Ante-Nicene Fathers/Volume IV/Minucius Felix/The Octavius of Minucius Felix/Chapter 9

Ante-Nicene Fathers Vol. IV, Minucius Felix, The Octavius of Minucius Felix
by Minucius Felix, translated by Robert Ernest Wallis
Chapter 9
155897Ante-Nicene Fathers Vol. IV, Minucius Felix, The Octavius of Minucius Felix — Chapter 9Robert Ernest WallisMinucius Felix

Chapter IX.—Argument:  The Religion of the Christians is Foolish, Inasmuch as They Worship a Crucified Man, and Even the Instrument Itself of His Punishment.  They are Said to Worship the Head of an Ass, and Even the Nature of Their Father.  They are Initiated by the Slaughter and the Blood of an Infant, and in Shameless Darkness They are All Mixed Up in an Uncertain Medley.

“And now, as wickeder things advance more fruitfully, and abandoned manners creep on day by day, those abominable shrines of an impious assembly are maturing themselves throughout the whole world.  Assuredly this confederacy ought to be rooted out and execrated.  They know one another by secret marks and insignia, and they love one another almost before they know one another.  Everywhere also there is mingled among them a certain religion of lust, and they call one another promiscuously brothers and sisters, that even a not unusual debauchery may by the intervention of that sacred name become incestuous:  it is thus that their vain and senseless superstition glories in crimes.  Nor, concerning these things, would intelligent report speak of things so great and various,[1] and requiring to be prefaced by an apology, unless truth were at the bottom of it.  I hear that they adore the head of an ass, that basest of creatures, consecrated by I know not what silly persuasion,—a worthy and appropriate religion for such manners.  Some say that they worship the virilia of their pontiff and priest,[2] and adore the nature, as it were, of their common parent.  I know not whether these things are false; certainly suspicion is applicable to secret and nocturnal rites; and he who explains their ceremonies by reference to a man punished by extreme suffering for his wickedness, and to the deadly wood of the cross, appropriates fitting altars for reprobate and wicked men, that they may worship what they deserve.  Now the story about the initiation of young novices is as much to be detested as it is well known.  An infant covered over with meal, that it may deceive the unwary, is placed before him who is to be stained with their rites:  this infant is slain by the young pupil, who has been urged on as if to harmless blows on the surface of the meal, with dark and secret wounds.  Thirstily—O horror!—they lick up its blood; eagerly they divide its limbs.  By this victim they are pledged together; with this consciousness of wickedness they are covenanted to mutual silence.[3]  Such sacred rites as these are more foul than any sacrileges.  And of their banqueting it is well known all men speak of it everywhere; even the speech of our Cirtensian[4] testifies to it.  On a solemn day they assemble at the feast, with all their children, sisters, mothers, people of every sex and of every age.  There, after much feasting, when the fellowship has grown warm, and the fervour of incestuous lust has grown hot with drunkenness, a dog that has been tied to the chandelier is provoked, by throwing a small piece of offal beyond the length of a line by which he is bound, to rush and spring; and thus the conscious light being overturned and extinguished in the shameless darkness, the connections of abominable lust involve them in the uncertainty of fate.  Although not all in fact, yet in consciousness all are alike incestuous, since by the desire of all of them everything is sought for which can happen in the act of each individual.
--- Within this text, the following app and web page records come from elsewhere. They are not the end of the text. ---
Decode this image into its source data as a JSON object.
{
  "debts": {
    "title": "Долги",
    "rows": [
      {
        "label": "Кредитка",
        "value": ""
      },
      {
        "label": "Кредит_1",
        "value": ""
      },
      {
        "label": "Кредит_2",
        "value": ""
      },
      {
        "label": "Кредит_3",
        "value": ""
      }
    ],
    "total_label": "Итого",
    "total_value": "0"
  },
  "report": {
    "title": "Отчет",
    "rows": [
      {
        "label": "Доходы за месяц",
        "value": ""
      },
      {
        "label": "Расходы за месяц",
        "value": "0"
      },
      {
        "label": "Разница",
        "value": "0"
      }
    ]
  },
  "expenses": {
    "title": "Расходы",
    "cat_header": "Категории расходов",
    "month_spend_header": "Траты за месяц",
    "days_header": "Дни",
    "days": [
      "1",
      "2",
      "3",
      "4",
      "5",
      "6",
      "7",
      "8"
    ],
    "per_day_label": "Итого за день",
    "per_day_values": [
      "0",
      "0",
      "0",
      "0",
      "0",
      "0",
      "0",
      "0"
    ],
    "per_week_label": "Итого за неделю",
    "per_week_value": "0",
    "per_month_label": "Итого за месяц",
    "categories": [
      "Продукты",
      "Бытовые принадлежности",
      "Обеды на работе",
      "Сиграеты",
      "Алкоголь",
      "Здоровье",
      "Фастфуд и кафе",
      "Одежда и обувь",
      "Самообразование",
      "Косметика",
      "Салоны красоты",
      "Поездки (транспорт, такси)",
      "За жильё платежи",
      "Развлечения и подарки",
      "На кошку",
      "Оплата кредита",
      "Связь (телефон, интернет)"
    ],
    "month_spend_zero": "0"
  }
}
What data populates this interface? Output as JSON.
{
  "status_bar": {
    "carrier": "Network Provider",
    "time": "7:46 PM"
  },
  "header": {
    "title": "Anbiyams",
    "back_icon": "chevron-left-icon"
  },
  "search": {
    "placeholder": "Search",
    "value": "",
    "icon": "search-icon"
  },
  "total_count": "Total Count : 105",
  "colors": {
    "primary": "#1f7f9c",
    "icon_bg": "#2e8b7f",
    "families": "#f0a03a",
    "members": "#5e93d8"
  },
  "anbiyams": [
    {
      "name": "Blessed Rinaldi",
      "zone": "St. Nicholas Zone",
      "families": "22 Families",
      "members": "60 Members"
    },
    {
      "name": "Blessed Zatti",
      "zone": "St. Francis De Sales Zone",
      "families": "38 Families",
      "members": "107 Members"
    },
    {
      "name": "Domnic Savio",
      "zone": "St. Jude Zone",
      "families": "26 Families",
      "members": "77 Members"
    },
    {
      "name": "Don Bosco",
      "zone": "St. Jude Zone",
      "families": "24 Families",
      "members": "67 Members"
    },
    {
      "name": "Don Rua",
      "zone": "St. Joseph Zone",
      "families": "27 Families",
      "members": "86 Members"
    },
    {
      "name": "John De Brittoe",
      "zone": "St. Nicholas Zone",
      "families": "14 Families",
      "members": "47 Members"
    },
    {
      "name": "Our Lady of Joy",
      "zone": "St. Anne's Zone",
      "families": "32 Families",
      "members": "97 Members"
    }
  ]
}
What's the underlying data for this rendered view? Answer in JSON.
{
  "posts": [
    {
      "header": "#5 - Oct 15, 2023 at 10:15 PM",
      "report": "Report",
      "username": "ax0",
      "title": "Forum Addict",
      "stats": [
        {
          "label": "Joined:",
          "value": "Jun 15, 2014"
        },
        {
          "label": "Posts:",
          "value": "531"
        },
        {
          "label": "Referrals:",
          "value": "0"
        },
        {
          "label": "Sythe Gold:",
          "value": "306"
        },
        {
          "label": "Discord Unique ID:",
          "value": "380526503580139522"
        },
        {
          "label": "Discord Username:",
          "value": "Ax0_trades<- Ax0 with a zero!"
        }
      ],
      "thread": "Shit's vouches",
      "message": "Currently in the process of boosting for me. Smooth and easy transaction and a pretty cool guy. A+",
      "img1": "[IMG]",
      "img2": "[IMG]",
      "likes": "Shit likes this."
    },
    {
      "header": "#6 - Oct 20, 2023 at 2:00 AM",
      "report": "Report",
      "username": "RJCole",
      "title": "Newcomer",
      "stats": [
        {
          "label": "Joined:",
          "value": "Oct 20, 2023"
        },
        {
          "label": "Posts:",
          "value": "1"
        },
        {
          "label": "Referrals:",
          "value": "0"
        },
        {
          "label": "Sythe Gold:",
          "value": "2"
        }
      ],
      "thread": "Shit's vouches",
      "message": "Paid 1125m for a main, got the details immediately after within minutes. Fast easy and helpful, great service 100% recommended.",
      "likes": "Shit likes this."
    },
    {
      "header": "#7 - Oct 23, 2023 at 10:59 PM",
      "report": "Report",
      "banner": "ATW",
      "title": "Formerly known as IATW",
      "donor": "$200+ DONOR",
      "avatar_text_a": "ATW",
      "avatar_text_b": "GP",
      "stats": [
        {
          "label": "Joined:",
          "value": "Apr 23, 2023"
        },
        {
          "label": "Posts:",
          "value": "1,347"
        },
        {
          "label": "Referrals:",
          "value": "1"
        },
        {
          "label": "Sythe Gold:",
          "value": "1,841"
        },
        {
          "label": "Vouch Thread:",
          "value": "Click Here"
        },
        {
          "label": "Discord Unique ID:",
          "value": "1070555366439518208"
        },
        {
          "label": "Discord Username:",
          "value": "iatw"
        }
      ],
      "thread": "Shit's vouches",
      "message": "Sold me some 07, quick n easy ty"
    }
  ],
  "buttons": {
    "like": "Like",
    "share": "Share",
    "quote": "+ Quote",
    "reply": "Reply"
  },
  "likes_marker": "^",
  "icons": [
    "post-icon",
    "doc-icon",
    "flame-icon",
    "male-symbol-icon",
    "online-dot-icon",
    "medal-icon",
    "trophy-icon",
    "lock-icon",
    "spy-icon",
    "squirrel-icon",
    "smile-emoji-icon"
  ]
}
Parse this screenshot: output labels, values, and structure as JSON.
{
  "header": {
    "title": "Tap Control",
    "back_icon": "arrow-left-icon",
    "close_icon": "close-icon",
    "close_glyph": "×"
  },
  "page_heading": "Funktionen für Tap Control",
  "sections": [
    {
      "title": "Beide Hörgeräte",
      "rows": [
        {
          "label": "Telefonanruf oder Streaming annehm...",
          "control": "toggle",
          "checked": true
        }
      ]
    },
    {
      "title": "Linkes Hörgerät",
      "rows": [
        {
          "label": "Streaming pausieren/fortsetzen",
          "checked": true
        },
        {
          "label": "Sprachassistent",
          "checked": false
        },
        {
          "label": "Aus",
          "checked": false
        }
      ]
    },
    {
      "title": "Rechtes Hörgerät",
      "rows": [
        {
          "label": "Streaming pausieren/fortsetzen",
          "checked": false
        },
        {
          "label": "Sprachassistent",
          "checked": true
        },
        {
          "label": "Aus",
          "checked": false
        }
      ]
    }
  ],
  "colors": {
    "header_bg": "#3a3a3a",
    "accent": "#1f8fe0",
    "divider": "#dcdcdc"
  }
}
  1. Otherwise read “abominable.”
  2. This charge, as Oehler thinks, refers apparently to the kneeling posture in which penitents made confession before their bishop.
  3. This calumny seems to have originated from the sacrament of the Eucharist.
  4. Scil. Fronto of Cirta, spoken of again in ch. xxxi.  [A recent very interesting discovery goes to show that our author was the chief magistrate of Cirta, in Algeria, from a.d. 210 to 217.  See Schaff, vol. iii. p. 841.]